Task to carry out. For the records below, report how many lines include "terms", with no accompanying text.

#### Source data

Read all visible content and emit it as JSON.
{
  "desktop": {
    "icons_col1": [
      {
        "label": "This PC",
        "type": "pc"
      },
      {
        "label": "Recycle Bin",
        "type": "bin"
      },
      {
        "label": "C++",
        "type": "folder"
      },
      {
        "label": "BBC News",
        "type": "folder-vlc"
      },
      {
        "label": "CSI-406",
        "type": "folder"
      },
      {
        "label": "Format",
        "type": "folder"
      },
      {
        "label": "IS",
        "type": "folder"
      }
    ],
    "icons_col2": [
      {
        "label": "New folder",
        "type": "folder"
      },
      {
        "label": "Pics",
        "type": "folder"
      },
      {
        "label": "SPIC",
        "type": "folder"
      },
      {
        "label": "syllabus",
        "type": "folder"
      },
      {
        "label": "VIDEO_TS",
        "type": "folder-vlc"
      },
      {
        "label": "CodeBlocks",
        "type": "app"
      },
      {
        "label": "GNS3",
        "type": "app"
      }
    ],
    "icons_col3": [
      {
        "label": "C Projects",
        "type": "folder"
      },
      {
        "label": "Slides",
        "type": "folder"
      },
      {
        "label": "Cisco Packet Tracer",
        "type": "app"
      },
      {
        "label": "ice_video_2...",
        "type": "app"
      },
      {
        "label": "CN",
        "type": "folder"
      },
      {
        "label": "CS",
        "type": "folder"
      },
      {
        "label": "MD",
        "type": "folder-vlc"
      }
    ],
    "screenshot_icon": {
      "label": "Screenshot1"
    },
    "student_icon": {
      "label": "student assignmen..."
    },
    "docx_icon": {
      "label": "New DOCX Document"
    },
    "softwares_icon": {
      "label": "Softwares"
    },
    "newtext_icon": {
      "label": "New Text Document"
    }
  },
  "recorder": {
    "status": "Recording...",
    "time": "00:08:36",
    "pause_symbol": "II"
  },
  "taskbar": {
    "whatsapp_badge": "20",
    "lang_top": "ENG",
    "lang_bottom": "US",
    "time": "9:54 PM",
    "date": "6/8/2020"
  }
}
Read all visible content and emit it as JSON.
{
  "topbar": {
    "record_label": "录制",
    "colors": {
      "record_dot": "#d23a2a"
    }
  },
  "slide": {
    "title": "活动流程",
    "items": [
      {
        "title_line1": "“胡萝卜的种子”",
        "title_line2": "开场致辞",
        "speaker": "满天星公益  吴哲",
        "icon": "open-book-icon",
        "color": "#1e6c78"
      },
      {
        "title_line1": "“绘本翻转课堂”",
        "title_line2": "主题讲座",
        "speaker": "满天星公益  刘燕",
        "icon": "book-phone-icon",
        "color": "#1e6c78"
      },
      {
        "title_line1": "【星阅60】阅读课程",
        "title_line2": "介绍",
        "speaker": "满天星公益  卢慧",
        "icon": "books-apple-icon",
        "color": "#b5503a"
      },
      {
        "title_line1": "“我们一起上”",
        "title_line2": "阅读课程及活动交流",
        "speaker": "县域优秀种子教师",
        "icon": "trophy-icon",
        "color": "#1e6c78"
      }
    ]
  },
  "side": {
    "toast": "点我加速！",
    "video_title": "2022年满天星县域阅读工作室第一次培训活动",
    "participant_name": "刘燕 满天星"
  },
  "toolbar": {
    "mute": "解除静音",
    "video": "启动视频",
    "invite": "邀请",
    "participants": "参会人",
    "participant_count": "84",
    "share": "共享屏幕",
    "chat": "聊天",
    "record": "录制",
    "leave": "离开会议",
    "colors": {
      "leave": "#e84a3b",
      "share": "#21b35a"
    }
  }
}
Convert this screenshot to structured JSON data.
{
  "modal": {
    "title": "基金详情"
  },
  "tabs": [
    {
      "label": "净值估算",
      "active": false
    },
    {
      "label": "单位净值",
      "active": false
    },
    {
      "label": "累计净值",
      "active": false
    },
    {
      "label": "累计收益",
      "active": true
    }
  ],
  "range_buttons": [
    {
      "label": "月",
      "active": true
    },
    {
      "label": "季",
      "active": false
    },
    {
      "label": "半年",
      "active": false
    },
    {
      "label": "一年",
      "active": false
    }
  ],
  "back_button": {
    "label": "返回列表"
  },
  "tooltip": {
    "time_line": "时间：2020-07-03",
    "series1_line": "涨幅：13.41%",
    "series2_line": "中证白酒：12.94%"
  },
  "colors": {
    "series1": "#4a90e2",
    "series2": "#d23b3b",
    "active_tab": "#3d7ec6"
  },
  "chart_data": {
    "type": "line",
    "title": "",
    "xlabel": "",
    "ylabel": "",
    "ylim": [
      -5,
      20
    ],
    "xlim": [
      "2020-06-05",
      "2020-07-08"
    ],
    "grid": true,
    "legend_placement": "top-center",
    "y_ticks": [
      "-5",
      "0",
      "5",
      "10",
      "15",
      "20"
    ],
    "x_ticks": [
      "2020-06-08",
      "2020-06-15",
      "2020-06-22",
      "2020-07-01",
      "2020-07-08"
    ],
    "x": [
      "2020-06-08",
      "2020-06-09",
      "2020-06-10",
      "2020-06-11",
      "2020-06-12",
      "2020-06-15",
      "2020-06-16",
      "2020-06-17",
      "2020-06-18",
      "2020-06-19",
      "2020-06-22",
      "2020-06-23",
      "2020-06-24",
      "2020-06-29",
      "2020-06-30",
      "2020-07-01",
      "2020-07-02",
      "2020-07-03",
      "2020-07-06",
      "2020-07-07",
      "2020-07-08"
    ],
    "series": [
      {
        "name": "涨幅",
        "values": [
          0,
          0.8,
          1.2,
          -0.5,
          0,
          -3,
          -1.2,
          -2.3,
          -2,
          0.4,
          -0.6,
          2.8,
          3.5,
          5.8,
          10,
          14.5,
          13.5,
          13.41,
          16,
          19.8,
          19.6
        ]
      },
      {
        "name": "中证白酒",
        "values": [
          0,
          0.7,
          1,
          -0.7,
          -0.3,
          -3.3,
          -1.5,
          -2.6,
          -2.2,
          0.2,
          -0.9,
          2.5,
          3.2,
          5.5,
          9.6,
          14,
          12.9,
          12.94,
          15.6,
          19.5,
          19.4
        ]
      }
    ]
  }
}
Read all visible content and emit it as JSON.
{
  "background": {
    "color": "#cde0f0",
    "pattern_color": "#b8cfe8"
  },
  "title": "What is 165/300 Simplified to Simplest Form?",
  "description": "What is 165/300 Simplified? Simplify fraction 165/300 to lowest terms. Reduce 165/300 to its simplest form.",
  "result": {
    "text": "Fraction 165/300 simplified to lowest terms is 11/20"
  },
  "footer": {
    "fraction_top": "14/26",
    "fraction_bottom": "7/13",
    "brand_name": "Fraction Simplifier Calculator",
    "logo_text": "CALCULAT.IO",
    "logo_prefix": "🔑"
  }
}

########

Answer section. 2